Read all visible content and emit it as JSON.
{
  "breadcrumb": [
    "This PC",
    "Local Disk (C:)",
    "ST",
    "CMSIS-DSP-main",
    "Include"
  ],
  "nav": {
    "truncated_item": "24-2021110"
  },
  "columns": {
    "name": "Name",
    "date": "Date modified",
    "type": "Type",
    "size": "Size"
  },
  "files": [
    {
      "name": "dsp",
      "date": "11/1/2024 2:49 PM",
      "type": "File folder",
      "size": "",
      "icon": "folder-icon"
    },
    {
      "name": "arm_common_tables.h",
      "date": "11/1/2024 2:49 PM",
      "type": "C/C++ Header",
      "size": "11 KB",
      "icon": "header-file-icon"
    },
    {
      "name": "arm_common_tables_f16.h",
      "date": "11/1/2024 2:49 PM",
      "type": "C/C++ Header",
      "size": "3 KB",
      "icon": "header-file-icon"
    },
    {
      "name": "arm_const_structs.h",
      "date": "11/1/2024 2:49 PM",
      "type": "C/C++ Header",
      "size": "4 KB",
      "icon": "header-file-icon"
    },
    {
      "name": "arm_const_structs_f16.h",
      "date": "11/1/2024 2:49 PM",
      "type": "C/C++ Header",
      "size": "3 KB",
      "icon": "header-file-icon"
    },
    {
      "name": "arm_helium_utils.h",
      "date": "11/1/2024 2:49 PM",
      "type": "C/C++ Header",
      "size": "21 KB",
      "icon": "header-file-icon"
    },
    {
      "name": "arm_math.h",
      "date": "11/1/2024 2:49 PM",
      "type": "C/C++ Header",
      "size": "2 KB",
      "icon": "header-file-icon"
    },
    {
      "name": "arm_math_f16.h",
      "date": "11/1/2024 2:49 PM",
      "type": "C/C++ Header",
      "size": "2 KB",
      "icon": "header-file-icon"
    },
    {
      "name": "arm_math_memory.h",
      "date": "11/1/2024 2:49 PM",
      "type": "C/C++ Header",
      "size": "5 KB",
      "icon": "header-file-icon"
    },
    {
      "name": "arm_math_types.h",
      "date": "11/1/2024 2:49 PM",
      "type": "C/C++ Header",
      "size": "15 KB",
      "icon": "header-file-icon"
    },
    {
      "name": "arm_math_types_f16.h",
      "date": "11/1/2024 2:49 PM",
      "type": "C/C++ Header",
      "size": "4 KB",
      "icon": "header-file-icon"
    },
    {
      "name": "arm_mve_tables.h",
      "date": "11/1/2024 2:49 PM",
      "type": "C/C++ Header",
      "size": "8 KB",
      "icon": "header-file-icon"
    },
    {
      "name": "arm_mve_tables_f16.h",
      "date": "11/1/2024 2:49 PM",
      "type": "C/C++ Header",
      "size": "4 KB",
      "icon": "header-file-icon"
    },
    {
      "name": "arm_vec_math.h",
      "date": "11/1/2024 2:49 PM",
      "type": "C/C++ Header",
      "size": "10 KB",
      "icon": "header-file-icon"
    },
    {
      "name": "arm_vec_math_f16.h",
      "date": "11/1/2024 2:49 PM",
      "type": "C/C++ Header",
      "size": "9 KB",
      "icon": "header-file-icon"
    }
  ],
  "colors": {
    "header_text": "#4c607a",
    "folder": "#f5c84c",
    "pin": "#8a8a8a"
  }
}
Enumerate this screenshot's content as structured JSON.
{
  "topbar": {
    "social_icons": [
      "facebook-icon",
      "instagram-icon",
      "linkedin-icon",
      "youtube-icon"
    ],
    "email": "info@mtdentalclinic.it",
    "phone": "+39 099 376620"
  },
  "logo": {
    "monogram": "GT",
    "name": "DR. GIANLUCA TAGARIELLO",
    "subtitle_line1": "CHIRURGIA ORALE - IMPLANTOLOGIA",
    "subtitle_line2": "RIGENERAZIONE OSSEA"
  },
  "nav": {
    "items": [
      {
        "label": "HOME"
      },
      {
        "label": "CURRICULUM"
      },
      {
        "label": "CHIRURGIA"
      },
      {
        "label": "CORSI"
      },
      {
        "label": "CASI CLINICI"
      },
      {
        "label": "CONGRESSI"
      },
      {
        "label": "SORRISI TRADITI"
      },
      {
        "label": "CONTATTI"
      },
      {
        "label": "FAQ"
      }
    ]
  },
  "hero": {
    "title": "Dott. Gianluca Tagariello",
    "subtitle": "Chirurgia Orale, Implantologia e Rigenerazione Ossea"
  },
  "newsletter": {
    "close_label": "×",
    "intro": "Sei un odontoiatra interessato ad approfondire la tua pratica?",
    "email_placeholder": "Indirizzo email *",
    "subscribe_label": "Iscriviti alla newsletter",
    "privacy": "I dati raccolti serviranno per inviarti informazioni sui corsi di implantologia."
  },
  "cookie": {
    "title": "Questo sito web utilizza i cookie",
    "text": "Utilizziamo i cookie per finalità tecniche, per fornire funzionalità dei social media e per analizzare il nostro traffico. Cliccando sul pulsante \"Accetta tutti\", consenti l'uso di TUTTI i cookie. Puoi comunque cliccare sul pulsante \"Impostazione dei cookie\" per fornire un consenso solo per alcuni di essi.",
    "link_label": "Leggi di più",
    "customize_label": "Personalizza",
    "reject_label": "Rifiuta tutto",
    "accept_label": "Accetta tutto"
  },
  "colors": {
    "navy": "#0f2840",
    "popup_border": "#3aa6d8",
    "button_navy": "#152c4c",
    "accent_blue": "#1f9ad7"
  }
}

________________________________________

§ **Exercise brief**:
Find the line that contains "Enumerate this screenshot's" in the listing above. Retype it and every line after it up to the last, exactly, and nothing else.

§ **Answer box**:
Enumerate this screenshot's content as structured JSON.
{
  "topbar": {
    "social_icons": [
      "facebook-icon",
      "instagram-icon",
      "linkedin-icon",
      "youtube-icon"
    ],
    "email": "info@mtdentalclinic.it",
    "phone": "+39 099 376620"
  },
  "logo": {
    "monogram": "GT",
    "name": "DR. GIANLUCA TAGARIELLO",
    "subtitle_line1": "CHIRURGIA ORALE - IMPLANTOLOGIA",
    "subtitle_line2": "RIGENERAZIONE OSSEA"
  },
  "nav": {
    "items": [
      {
        "label": "HOME"
      },
      {
        "label": "CURRICULUM"
      },
      {
        "label": "CHIRURGIA"
      },
      {
        "label": "CORSI"
      },
      {
        "label": "CASI CLINICI"
      },
      {
        "label": "CONGRESSI"
      },
      {
        "label": "SORRISI TRADITI"
      },
      {
        "label": "CONTATTI"
      },
      {
        "label": "FAQ"
      }
    ]
  },
  "hero": {
    "title": "Dott. Gianluca Tagariello",
    "subtitle": "Chirurgia Orale, Implantologia e Rigenerazione Ossea"
  },
  "newsletter": {
    "close_label": "×",
    "intro": "Sei un odontoiatra interessato ad approfondire la tua pratica?",
    "email_placeholder": "Indirizzo email *",
    "subscribe_label": "Iscriviti alla newsletter",
    "privacy": "I dati raccolti serviranno per inviarti informazioni sui corsi di implantologia."
  },
  "cookie": {
    "title": "Questo sito web utilizza i cookie",
    "text": "Utilizziamo i cookie per finalità tecniche, per fornire funzionalità dei social media e per analizzare il nostro traffico. Cliccando sul pulsante \"Accetta tutti\", consenti l'uso di TUTTI i cookie. Puoi comunque cliccare sul pulsante \"Impostazione dei cookie\" per fornire un consenso solo per alcuni di essi.",
    "link_label": "Leggi di più",
    "customize_label": "Personalizza",
    "reject_label": "Rifiuta tutto",
    "accept_label": "Accetta tutto"
  },
  "colors": {
    "navy": "#0f2840",
    "popup_border": "#3aa6d8",
    "button_navy": "#152c4c",
    "accent_blue": "#1f9ad7"
  }
}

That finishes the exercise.